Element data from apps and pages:
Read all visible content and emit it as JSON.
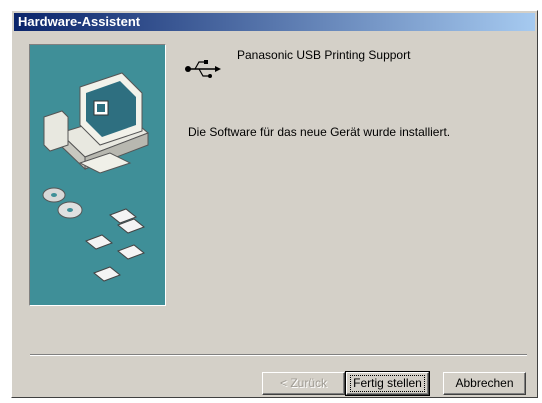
{
  "window": {
    "title": "Hardware-Assistent",
    "titlebar_color_start": "#0a246a",
    "titlebar_color_end": "#a6caf0"
  },
  "content": {
    "device_icon": "usb-icon",
    "device_name": "Panasonic USB Printing Support",
    "message": "Die Software für das neue Gerät wurde installiert."
  },
  "illustration": {
    "background_color": "#3f8f98",
    "icons": [
      "computer-icon",
      "cd-disc-icon",
      "floppy-disk-icon"
    ]
  },
  "buttons": {
    "back_label": "< Zurück",
    "finish_label": "Fertig stellen",
    "cancel_label": "Abbrechen"
  }
}
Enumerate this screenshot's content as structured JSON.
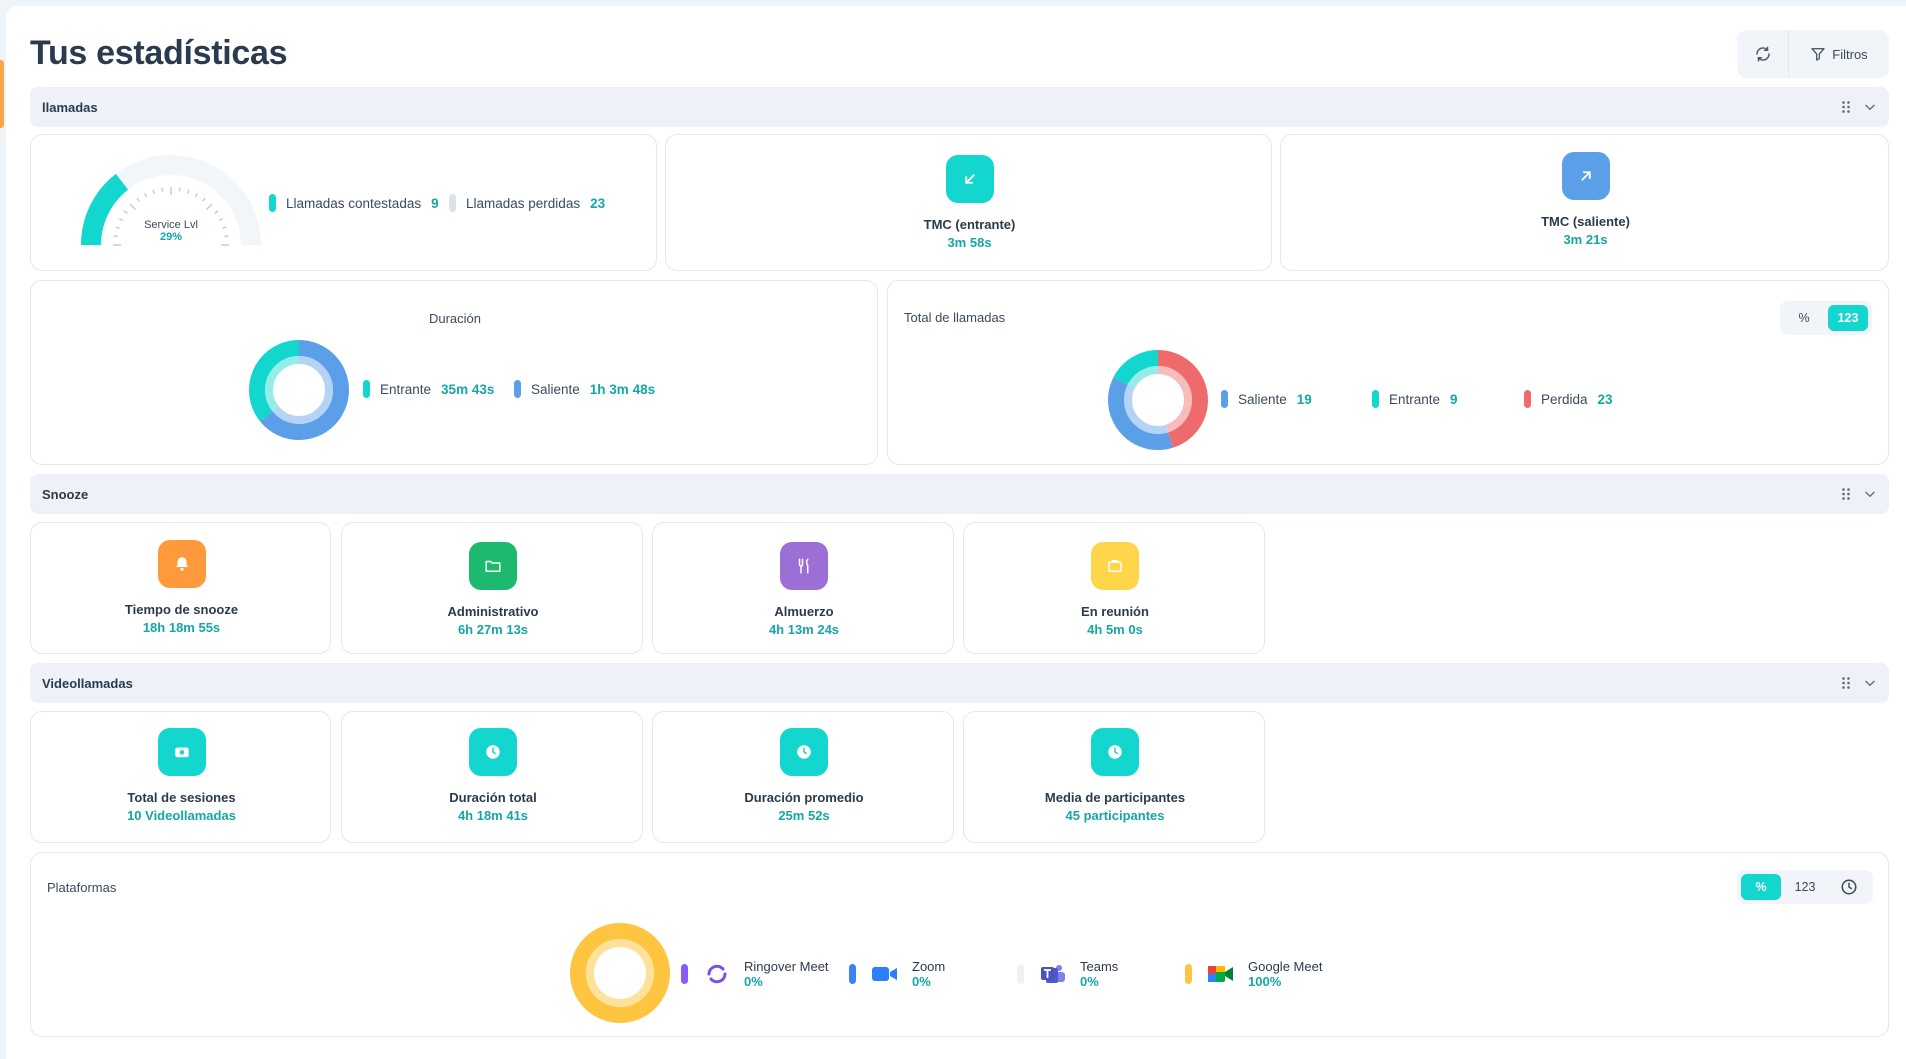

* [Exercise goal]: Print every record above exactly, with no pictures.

* [Response area]:
Read all visible content and emit it as JSON.
{
  "window": {
    "title": "Hardware-Assistent",
    "titlebar_color_start": "#0a246a",
    "titlebar_color_end": "#a6caf0"
  },
  "content": {
    "device_icon": "usb-icon",
    "device_name": "Panasonic USB Printing Support",
    "message": "Die Software für das neue Gerät wurde installiert."
  },
  "illustration": {
    "background_color": "#3f8f98",
    "icons": [
      "computer-icon",
      "cd-disc-icon",
      "floppy-disk-icon"
    ]
  },
  "buttons": {
    "back_label": "< Zurück",
    "finish_label": "Fertig stellen",
    "cancel_label": "Abbrechen"
  }
}
Enumerate this screenshot's content as structured JSON.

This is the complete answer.